— THE PROBLEM —
Only a number is expected in reply: the count of lines below where the word "icon" occurs.

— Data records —
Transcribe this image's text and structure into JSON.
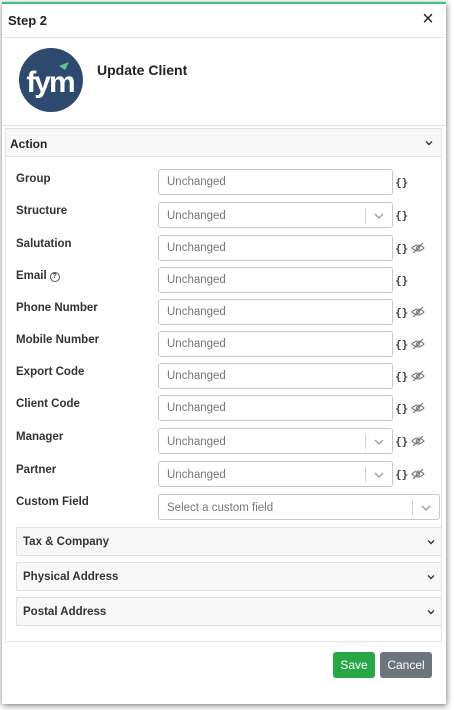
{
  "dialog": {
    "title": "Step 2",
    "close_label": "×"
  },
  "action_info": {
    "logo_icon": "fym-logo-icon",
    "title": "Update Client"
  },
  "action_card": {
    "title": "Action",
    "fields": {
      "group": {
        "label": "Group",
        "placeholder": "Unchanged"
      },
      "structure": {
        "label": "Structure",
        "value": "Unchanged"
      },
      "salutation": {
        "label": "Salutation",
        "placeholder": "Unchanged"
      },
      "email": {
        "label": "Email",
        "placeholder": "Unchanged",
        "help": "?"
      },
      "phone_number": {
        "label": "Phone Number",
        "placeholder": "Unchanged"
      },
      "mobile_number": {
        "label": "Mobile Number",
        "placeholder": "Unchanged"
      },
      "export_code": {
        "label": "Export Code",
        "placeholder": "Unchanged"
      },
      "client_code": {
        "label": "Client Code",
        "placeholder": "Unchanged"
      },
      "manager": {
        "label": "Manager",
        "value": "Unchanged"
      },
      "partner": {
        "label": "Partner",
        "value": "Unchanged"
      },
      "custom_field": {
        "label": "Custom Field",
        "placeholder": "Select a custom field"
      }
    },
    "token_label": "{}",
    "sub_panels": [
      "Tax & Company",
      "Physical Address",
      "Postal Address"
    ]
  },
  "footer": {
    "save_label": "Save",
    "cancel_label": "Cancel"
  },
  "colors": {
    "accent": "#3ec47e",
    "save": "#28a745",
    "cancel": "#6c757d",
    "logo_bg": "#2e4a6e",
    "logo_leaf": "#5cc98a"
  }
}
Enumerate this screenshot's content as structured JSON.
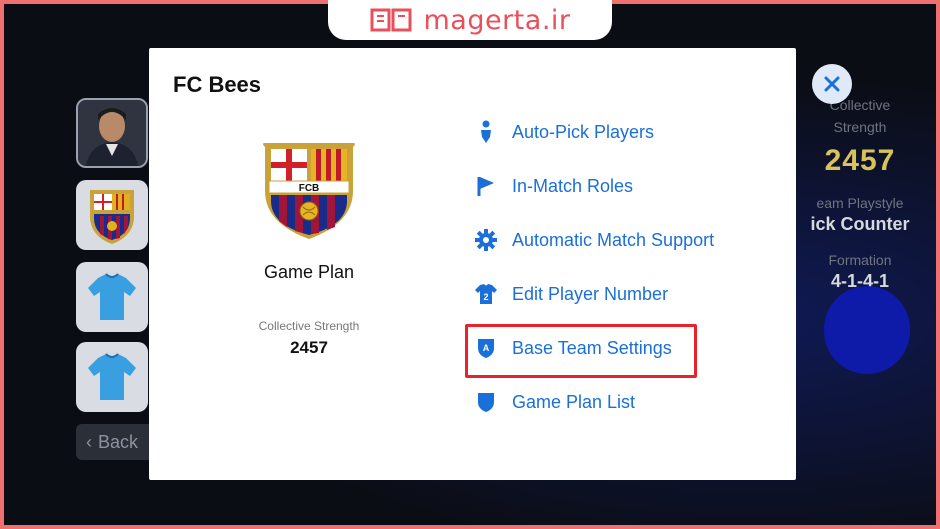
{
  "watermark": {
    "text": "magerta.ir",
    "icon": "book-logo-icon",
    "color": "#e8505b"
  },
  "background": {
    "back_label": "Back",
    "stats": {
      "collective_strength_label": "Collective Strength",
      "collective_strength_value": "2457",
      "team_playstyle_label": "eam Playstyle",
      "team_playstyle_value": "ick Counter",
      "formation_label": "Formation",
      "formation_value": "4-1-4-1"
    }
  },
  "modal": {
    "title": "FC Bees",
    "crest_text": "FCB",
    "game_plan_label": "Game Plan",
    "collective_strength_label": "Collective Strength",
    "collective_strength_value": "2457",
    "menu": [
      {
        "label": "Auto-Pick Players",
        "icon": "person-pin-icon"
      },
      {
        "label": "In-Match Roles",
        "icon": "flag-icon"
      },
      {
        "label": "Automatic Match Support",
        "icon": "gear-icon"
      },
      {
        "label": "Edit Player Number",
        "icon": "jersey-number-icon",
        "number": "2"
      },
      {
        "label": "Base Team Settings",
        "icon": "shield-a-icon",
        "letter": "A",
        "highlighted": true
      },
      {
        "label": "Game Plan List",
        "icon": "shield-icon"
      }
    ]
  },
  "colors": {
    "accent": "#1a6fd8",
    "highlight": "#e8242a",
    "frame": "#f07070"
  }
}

— RESULT OF THIS EXERCISE —
8